INPUT FOR THIS TASK below:
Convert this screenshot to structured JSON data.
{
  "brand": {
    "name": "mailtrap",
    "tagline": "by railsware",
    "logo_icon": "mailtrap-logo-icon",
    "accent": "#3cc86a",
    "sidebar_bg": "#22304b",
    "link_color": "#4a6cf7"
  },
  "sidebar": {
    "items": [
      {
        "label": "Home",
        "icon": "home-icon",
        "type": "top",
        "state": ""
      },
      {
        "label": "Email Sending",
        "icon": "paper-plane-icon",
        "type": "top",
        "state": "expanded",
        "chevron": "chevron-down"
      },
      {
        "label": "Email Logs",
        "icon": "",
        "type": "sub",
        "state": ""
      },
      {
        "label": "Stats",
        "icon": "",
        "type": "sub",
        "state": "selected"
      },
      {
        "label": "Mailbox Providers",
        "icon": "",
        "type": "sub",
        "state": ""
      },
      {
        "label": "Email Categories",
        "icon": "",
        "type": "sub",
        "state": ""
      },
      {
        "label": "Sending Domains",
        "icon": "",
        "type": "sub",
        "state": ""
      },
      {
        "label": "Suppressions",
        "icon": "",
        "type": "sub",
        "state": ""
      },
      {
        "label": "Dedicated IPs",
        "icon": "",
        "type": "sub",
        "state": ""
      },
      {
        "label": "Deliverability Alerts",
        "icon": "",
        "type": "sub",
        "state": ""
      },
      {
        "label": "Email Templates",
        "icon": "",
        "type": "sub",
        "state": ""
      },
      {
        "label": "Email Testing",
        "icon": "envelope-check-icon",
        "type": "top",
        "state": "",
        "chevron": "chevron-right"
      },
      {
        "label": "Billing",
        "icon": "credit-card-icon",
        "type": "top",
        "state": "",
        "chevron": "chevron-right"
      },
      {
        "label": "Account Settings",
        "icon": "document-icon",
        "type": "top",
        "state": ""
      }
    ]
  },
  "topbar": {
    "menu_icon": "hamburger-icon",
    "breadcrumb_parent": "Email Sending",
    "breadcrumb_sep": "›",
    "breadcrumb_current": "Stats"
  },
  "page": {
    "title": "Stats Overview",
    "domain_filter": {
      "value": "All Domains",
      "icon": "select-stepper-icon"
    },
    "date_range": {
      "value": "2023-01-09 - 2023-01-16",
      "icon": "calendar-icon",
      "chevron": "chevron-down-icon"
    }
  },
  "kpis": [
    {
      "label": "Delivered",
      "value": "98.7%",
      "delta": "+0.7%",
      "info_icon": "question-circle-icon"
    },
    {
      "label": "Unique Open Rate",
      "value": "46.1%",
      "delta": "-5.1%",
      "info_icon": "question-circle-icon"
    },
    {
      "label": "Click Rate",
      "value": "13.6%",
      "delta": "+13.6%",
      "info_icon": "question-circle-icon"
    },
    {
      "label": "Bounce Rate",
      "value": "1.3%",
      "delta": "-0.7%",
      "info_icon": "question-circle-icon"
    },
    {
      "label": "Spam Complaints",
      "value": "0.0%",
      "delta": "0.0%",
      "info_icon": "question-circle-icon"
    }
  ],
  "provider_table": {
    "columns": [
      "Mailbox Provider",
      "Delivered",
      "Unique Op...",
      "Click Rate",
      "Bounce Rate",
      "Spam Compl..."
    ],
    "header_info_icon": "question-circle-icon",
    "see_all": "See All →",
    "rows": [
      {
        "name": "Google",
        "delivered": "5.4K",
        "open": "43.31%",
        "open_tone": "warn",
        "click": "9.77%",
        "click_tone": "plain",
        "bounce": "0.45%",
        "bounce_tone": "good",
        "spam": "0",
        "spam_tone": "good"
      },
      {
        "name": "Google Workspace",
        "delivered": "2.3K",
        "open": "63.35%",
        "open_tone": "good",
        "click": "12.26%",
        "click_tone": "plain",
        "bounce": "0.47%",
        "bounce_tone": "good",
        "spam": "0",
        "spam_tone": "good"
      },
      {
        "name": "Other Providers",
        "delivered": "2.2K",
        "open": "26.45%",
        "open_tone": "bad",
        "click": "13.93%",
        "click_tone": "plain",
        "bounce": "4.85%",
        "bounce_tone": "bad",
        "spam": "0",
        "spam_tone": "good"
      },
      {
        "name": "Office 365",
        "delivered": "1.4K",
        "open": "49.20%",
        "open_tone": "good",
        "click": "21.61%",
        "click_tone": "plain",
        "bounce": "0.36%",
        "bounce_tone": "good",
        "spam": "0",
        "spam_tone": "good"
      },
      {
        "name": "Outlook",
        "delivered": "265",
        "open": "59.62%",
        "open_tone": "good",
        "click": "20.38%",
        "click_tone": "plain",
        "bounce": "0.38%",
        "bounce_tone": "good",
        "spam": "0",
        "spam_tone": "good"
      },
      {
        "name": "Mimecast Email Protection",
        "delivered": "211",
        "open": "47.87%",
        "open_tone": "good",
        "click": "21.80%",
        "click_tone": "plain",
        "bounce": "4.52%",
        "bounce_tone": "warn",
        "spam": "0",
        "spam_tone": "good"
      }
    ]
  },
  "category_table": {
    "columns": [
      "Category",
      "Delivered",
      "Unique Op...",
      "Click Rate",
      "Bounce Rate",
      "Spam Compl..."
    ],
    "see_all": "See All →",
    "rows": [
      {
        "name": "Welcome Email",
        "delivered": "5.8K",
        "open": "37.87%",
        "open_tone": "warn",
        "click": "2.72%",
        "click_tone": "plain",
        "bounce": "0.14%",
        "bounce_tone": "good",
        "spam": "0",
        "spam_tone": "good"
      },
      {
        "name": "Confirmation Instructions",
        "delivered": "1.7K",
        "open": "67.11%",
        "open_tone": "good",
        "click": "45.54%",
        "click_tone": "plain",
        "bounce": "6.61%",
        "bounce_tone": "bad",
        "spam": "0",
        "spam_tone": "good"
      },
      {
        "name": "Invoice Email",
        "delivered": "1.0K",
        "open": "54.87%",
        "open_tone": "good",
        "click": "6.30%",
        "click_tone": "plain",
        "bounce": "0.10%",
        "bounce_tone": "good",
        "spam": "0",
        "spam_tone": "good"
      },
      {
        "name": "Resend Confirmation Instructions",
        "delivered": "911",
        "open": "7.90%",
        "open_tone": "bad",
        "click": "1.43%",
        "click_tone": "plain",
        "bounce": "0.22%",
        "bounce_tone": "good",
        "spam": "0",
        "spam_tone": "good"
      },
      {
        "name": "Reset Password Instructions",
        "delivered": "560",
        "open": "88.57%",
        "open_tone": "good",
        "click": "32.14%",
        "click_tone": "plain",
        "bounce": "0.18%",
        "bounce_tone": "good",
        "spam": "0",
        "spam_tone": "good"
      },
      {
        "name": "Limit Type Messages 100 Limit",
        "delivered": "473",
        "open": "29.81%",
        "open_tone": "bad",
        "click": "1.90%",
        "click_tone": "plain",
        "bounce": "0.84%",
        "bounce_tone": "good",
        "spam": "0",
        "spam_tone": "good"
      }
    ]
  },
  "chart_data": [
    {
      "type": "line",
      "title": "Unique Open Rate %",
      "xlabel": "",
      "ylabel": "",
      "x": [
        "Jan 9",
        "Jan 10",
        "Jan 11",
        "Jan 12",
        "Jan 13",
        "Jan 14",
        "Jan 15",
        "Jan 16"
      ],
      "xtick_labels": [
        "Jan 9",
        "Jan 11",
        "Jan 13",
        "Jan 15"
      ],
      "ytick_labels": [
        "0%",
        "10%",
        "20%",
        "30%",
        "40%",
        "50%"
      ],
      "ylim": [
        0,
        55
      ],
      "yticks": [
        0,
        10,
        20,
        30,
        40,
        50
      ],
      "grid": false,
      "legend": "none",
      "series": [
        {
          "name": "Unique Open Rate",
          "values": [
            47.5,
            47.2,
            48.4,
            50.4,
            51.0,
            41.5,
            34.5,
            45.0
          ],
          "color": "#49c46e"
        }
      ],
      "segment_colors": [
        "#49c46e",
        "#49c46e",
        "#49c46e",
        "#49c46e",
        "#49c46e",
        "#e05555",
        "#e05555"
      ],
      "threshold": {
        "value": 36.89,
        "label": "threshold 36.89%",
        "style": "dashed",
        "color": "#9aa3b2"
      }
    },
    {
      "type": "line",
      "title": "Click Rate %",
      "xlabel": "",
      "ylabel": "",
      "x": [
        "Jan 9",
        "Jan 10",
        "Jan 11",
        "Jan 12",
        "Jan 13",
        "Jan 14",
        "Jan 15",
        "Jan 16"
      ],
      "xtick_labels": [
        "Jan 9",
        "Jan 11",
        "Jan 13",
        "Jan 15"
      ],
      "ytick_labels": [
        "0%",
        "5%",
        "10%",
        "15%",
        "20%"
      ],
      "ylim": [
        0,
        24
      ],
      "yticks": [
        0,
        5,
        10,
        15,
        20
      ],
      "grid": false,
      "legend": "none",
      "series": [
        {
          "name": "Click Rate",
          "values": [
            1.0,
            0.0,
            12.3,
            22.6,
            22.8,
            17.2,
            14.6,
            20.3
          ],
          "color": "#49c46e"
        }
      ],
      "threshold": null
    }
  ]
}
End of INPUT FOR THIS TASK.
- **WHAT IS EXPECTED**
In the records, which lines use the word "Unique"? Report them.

- **TASK SOLUTION**
      "label": "Unique Open Rate",
      "Unique Op...",
      "Unique Op...",
      "title": "Unique Open Rate %",
          "name": "Unique Open Rate",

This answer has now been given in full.